(Extracted data entries)
========================================================================

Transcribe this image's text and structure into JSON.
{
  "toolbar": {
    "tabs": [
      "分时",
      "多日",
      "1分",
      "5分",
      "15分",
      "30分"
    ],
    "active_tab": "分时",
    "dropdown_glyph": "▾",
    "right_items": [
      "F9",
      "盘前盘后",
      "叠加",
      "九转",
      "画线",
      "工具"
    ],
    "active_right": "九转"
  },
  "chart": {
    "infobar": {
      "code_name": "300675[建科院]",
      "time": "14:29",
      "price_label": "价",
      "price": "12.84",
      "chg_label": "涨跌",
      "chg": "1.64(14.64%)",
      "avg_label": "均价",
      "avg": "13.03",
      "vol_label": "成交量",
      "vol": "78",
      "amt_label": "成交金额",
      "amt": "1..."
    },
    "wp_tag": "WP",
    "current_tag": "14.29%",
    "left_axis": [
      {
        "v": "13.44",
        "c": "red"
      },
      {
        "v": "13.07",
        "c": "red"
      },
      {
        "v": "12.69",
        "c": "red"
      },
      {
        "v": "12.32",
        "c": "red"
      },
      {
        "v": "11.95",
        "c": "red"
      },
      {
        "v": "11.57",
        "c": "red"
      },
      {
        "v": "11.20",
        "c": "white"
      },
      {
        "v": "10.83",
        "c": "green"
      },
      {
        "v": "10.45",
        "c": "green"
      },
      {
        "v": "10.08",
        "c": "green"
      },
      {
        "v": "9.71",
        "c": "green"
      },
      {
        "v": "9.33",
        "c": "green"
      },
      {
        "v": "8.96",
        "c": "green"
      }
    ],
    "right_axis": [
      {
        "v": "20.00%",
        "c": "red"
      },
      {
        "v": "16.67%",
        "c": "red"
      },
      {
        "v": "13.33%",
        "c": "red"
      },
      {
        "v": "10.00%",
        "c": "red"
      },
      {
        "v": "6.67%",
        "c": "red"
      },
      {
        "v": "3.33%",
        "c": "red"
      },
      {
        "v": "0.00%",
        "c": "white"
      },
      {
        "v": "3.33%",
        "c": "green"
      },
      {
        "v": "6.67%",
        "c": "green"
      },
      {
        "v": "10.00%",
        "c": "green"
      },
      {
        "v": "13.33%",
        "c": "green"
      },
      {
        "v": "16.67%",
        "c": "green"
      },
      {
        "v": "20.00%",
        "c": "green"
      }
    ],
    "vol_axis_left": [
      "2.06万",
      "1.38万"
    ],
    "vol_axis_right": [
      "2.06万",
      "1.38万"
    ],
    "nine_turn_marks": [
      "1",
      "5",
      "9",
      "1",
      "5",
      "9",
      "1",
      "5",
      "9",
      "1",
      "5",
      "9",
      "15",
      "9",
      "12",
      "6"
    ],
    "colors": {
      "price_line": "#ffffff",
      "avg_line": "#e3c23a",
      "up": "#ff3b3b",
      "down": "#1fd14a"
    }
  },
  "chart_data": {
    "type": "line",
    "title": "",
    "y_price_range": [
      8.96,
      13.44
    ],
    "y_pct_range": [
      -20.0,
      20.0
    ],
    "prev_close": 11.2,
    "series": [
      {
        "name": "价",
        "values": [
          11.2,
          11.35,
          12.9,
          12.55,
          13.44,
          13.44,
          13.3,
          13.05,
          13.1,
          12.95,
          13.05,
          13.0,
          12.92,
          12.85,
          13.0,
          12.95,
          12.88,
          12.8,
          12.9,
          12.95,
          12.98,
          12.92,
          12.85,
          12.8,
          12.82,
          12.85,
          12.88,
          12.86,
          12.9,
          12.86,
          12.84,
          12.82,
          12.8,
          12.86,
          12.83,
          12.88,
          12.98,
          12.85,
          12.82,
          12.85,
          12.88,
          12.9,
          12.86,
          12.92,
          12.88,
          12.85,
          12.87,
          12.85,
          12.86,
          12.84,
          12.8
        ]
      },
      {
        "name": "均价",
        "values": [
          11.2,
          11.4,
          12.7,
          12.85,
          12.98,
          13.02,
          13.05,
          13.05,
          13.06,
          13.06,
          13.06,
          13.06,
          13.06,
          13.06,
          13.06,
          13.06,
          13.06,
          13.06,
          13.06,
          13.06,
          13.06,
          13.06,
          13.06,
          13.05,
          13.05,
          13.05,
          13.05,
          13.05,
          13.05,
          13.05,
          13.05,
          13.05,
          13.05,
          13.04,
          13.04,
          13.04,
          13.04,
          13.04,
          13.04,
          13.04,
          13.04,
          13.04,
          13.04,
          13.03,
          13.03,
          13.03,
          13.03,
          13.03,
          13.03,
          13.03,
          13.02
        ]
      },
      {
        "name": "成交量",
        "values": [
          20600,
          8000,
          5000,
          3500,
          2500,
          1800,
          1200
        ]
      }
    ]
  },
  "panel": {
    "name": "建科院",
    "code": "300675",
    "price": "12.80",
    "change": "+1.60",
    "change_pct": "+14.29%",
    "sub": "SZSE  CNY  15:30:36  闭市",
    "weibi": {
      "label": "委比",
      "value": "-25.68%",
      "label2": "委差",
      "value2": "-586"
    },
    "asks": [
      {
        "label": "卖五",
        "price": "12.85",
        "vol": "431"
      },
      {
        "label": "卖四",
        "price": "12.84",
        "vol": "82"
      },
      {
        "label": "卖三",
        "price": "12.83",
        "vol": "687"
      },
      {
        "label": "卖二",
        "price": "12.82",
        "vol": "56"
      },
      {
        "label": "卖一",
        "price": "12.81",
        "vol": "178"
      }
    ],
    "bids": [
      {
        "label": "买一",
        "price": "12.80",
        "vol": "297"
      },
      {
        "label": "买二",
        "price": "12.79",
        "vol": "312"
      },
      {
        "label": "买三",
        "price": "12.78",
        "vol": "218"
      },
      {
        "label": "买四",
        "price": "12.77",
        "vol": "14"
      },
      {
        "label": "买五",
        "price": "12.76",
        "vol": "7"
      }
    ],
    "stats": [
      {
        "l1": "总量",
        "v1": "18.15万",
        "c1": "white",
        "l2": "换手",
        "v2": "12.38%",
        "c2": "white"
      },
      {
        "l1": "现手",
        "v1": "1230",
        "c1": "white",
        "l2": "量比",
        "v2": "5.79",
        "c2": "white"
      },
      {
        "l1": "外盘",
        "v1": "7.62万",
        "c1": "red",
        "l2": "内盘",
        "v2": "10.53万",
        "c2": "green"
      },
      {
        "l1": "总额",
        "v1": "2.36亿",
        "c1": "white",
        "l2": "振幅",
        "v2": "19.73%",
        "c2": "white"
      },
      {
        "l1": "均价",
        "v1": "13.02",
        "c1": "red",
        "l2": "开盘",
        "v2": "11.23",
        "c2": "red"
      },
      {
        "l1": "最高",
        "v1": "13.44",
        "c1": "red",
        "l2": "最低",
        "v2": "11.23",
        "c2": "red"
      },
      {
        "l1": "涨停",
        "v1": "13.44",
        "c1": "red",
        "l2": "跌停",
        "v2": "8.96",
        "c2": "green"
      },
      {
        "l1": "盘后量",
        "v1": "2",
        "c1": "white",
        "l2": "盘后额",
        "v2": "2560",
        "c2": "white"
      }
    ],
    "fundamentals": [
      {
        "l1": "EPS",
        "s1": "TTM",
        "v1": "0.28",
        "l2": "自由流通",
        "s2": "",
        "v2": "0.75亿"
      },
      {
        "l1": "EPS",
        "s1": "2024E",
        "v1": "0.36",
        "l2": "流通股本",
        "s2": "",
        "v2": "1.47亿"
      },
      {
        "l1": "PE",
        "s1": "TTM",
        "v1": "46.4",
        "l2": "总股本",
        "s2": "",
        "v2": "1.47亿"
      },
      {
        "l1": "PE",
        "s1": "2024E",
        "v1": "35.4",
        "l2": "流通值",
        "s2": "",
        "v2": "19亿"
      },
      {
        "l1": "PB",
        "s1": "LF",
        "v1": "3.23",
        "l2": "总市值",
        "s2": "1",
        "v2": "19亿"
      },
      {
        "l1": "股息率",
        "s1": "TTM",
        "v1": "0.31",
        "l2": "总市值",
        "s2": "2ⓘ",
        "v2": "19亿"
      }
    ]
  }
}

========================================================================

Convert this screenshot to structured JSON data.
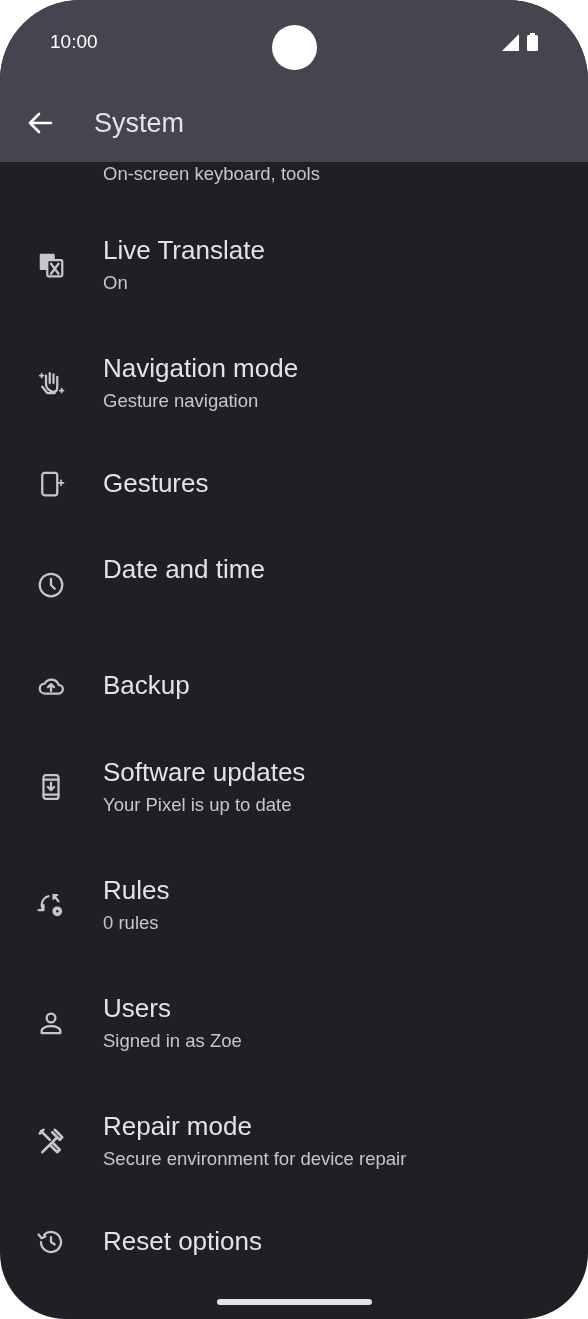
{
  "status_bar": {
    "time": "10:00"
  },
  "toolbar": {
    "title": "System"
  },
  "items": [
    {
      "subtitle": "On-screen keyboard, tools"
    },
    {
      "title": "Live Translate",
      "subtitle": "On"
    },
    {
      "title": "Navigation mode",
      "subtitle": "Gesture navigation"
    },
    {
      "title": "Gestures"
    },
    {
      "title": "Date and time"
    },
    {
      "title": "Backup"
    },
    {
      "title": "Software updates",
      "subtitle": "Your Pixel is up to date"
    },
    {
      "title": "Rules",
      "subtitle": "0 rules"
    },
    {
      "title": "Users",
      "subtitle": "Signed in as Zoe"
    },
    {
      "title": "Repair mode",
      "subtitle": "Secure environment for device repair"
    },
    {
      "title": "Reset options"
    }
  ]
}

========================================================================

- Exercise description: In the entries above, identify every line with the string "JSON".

- Output:
Transcribe this image's text and structure into JSON.
Convert this screenshot to structured JSON data.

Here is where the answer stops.